### The task
Reproduce the records below in full and without edits, omitting images.

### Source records

______

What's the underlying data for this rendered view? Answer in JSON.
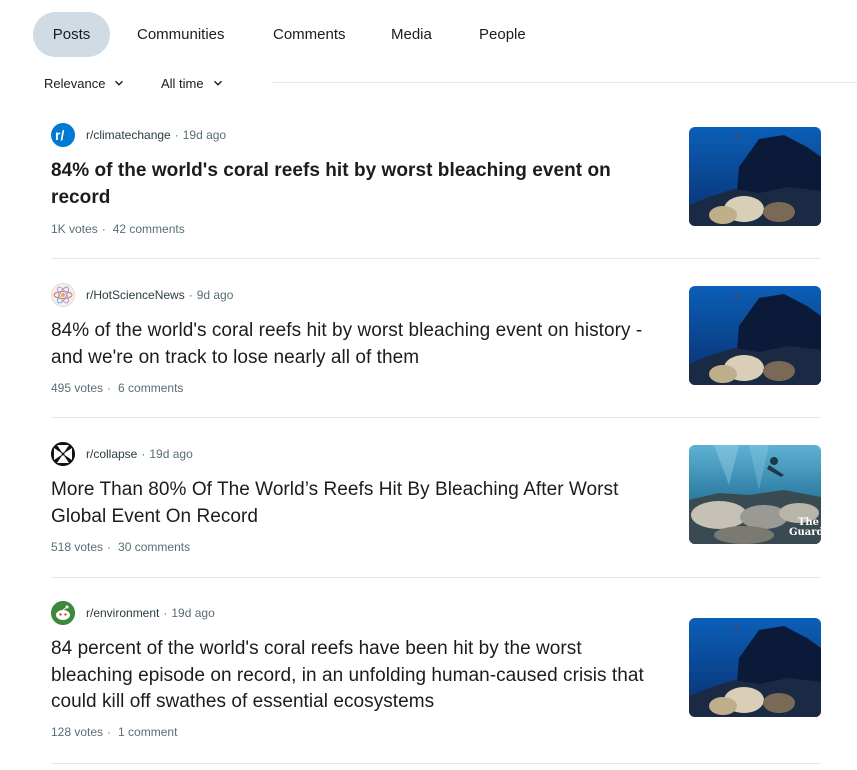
{
  "tabs": [
    {
      "label": "Posts",
      "active": true
    },
    {
      "label": "Communities",
      "active": false
    },
    {
      "label": "Comments",
      "active": false
    },
    {
      "label": "Media",
      "active": false
    },
    {
      "label": "People",
      "active": false
    }
  ],
  "filters": {
    "sort": "Relevance",
    "time": "All time"
  },
  "posts": [
    {
      "subreddit": "r/climatechange",
      "age": "19d ago",
      "title": "84% of the world's coral reefs hit by worst bleaching event on record",
      "votes": "1K votes",
      "comments": "42 comments",
      "icon": "climatechange-community-icon",
      "thumbnail": "coral-reef-thumbnail"
    },
    {
      "subreddit": "r/HotScienceNews",
      "age": "9d ago",
      "title": "84% of the world's coral reefs hit by worst bleaching event on history - and we're on track to lose nearly all of them",
      "votes": "495 votes",
      "comments": "6 comments",
      "icon": "atom-community-icon",
      "thumbnail": "coral-reef-thumbnail"
    },
    {
      "subreddit": "r/collapse",
      "age": "19d ago",
      "title": "More Than 80% Of The World’s Reefs Hit By Bleaching After Worst Global Event On Record",
      "votes": "518 votes",
      "comments": "30 comments",
      "icon": "cross-community-icon",
      "thumbnail": "diver-reef-thumbnail",
      "thumbnail_watermark": "The Guardian"
    },
    {
      "subreddit": "r/environment",
      "age": "19d ago",
      "title": "84 percent of the world's coral reefs have been hit by the worst bleaching episode on record, in an unfolding human-caused crisis that could kill off swathes of essential ecosystems",
      "votes": "128 votes",
      "comments": "1 comment",
      "icon": "snoo-community-icon",
      "thumbnail": "coral-reef-thumbnail"
    }
  ],
  "colors": {
    "active_tab_bg": "#d0dbe3",
    "meta_text": "#576f76",
    "divider": "#e4e7e9",
    "climatechange_icon": "#0079d3"
  }
}
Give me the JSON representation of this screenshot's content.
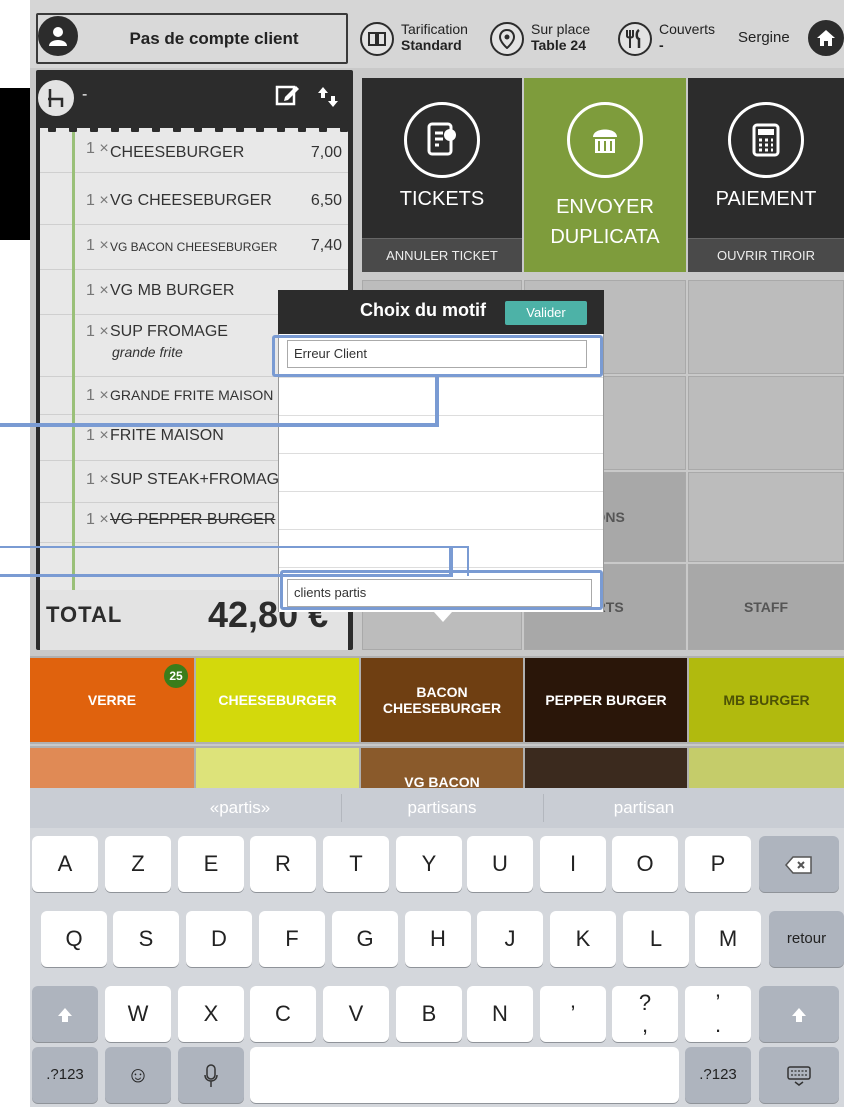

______

### Expected output
What's the underlying data for this rendered view? Answer in JSON.
{
  "tabs": [
    {
      "label": "Posts",
      "active": true
    },
    {
      "label": "Communities",
      "active": false
    },
    {
      "label": "Comments",
      "active": false
    },
    {
      "label": "Media",
      "active": false
    },
    {
      "label": "People",
      "active": false
    }
  ],
  "filters": {
    "sort": "Relevance",
    "time": "All time"
  },
  "posts": [
    {
      "subreddit": "r/climatechange",
      "age": "19d ago",
      "title": "84% of the world's coral reefs hit by worst bleaching event on record",
      "votes": "1K votes",
      "comments": "42 comments",
      "icon": "climatechange-community-icon",
      "thumbnail": "coral-reef-thumbnail"
    },
    {
      "subreddit": "r/HotScienceNews",
      "age": "9d ago",
      "title": "84% of the world's coral reefs hit by worst bleaching event on history - and we're on track to lose nearly all of them",
      "votes": "495 votes",
      "comments": "6 comments",
      "icon": "atom-community-icon",
      "thumbnail": "coral-reef-thumbnail"
    },
    {
      "subreddit": "r/collapse",
      "age": "19d ago",
      "title": "More Than 80% Of The World’s Reefs Hit By Bleaching After Worst Global Event On Record",
      "votes": "518 votes",
      "comments": "30 comments",
      "icon": "cross-community-icon",
      "thumbnail": "diver-reef-thumbnail",
      "thumbnail_watermark": "The Guardian"
    },
    {
      "subreddit": "r/environment",
      "age": "19d ago",
      "title": "84 percent of the world's coral reefs have been hit by the worst bleaching episode on record, in an unfolding human-caused crisis that could kill off swathes of essential ecosystems",
      "votes": "128 votes",
      "comments": "1 comment",
      "icon": "snoo-community-icon",
      "thumbnail": "coral-reef-thumbnail"
    }
  ],
  "colors": {
    "active_tab_bg": "#d0dbe3",
    "meta_text": "#576f76",
    "divider": "#e4e7e9",
    "climatechange_icon": "#0079d3"
  }
}
Give me the JSON representation of this screenshot's content.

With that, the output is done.